What the task asks: Only lines that contain the word "when" belong in the answer; copy them from the records below.

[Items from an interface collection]
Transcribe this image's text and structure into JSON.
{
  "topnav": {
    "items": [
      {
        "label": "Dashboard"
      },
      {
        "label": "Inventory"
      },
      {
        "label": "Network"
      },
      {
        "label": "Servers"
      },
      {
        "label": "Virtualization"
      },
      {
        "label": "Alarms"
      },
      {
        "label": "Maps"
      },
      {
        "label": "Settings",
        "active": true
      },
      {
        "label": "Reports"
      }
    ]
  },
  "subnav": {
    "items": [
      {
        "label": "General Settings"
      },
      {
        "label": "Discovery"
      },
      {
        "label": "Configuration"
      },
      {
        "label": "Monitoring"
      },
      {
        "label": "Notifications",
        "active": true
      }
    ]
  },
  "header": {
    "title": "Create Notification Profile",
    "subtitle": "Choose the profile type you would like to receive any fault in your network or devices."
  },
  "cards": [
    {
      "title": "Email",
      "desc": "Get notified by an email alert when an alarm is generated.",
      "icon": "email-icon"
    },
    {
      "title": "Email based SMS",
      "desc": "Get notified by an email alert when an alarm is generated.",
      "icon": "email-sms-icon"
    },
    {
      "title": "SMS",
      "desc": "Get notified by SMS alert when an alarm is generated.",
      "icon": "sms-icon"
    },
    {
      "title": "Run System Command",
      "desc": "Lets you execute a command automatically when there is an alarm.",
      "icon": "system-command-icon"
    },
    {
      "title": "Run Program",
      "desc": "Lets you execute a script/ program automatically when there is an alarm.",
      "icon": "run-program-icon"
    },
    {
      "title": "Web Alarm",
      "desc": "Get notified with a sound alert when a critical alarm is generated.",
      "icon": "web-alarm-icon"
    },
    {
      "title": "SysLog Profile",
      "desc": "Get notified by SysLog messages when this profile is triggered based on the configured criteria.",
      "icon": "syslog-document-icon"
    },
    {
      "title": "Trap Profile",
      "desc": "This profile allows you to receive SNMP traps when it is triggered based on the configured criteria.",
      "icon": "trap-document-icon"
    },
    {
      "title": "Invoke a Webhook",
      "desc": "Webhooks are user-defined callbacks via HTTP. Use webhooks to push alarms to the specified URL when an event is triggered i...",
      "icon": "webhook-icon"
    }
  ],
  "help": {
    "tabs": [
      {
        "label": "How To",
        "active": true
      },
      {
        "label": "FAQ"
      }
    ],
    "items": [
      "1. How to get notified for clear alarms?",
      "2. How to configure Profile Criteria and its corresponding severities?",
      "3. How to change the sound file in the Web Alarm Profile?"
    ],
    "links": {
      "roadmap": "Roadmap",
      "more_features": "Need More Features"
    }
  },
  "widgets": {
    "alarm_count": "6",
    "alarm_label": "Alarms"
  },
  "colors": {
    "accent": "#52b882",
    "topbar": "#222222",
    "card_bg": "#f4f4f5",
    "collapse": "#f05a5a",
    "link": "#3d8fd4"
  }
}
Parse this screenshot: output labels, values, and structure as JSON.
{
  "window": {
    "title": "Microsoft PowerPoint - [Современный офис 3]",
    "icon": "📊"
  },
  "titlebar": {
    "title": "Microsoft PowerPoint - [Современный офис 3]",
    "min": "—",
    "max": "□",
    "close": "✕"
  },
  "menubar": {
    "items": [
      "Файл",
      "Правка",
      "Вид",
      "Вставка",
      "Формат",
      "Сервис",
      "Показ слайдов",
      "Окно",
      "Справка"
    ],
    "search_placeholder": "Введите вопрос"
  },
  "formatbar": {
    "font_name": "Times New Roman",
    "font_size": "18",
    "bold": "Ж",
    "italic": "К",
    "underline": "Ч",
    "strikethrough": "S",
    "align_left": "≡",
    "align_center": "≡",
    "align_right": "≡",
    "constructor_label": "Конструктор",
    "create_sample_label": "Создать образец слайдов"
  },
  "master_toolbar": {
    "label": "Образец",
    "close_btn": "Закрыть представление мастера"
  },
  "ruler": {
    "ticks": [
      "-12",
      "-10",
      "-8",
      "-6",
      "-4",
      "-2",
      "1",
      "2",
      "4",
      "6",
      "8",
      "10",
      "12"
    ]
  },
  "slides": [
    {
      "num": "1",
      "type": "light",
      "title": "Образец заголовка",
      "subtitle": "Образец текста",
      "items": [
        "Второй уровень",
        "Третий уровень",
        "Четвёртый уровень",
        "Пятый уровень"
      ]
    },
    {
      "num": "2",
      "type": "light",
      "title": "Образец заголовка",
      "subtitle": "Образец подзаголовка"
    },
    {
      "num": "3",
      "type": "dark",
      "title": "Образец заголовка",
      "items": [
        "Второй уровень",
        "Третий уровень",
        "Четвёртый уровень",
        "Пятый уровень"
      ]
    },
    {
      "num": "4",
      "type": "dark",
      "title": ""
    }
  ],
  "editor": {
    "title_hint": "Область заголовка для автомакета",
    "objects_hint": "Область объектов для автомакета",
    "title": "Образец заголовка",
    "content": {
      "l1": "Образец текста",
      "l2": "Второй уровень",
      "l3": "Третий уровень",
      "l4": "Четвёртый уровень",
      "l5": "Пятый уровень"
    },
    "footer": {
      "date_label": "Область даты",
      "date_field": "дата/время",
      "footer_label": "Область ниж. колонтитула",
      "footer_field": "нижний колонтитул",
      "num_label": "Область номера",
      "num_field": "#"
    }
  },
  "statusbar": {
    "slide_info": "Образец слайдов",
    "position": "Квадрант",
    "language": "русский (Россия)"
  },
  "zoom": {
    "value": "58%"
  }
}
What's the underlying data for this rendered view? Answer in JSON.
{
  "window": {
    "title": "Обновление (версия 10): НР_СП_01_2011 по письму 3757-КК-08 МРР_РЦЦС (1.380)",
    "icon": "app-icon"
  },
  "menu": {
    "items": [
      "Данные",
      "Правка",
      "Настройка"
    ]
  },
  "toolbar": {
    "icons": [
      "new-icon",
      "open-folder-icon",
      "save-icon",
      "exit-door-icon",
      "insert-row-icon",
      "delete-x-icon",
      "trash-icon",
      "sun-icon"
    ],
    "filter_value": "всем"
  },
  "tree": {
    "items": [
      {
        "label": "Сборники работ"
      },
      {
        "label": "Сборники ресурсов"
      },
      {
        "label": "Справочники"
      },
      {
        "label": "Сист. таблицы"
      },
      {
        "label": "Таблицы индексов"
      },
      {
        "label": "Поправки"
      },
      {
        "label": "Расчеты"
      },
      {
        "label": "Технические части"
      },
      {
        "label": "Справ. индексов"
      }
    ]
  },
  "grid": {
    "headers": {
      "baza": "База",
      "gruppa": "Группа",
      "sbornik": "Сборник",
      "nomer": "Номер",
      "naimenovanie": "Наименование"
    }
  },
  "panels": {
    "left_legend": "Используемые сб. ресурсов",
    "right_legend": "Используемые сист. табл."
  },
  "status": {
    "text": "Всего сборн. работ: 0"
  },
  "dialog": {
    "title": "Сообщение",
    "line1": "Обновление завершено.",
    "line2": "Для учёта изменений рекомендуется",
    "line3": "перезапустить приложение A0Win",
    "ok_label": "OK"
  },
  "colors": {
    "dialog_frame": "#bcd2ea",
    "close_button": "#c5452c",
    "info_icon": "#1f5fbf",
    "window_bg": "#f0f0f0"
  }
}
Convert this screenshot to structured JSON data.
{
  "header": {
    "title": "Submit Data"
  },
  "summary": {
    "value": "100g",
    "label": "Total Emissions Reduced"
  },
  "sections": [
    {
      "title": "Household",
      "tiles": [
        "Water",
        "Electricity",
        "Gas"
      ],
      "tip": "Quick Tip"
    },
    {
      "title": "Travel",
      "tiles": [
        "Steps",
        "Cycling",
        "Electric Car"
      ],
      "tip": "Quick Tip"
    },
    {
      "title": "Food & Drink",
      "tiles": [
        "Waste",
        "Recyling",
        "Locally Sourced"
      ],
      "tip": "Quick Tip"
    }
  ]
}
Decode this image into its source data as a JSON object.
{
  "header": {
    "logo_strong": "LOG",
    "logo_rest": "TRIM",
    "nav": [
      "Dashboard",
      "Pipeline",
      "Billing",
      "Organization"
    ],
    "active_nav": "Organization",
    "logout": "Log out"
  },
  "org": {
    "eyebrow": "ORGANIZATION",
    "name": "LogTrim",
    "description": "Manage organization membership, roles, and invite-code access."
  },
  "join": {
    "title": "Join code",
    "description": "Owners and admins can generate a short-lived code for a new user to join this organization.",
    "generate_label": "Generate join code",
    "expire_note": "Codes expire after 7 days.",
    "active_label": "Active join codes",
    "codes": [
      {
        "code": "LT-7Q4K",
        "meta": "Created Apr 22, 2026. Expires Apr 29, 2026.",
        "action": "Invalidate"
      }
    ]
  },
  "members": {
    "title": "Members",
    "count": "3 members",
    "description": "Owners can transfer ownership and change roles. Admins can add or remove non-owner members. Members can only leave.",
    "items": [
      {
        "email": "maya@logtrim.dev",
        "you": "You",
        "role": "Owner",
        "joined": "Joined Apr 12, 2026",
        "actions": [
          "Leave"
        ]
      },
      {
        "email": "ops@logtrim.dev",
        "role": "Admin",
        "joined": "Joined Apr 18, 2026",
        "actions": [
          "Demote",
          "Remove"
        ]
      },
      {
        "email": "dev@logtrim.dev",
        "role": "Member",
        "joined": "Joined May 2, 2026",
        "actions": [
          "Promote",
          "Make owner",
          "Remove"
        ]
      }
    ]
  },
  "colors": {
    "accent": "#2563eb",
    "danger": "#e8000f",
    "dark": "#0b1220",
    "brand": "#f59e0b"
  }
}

Reply to the task:
      "desc": "Get notified by an email alert when an alarm is generated.",
      "desc": "Get notified by an email alert when an alarm is generated.",
      "desc": "Get notified by SMS alert when an alarm is generated.",
      "desc": "Lets you execute a command automatically when there is an alarm.",
      "desc": "Lets you execute a script/ program automatically when there is an alarm.",
      "desc": "Get notified with a sound alert when a critical alarm is generated.",
      "desc": "Get notified by SysLog messages when this profile is triggered based on the configured criteria.",
      "desc": "This profile allows you to receive SNMP traps when it is triggered based on the configured criteria.",
      "desc": "Webhooks are user-defined callbacks via HTTP. Use webhooks to push alarms to the specified URL when an event is triggered i...",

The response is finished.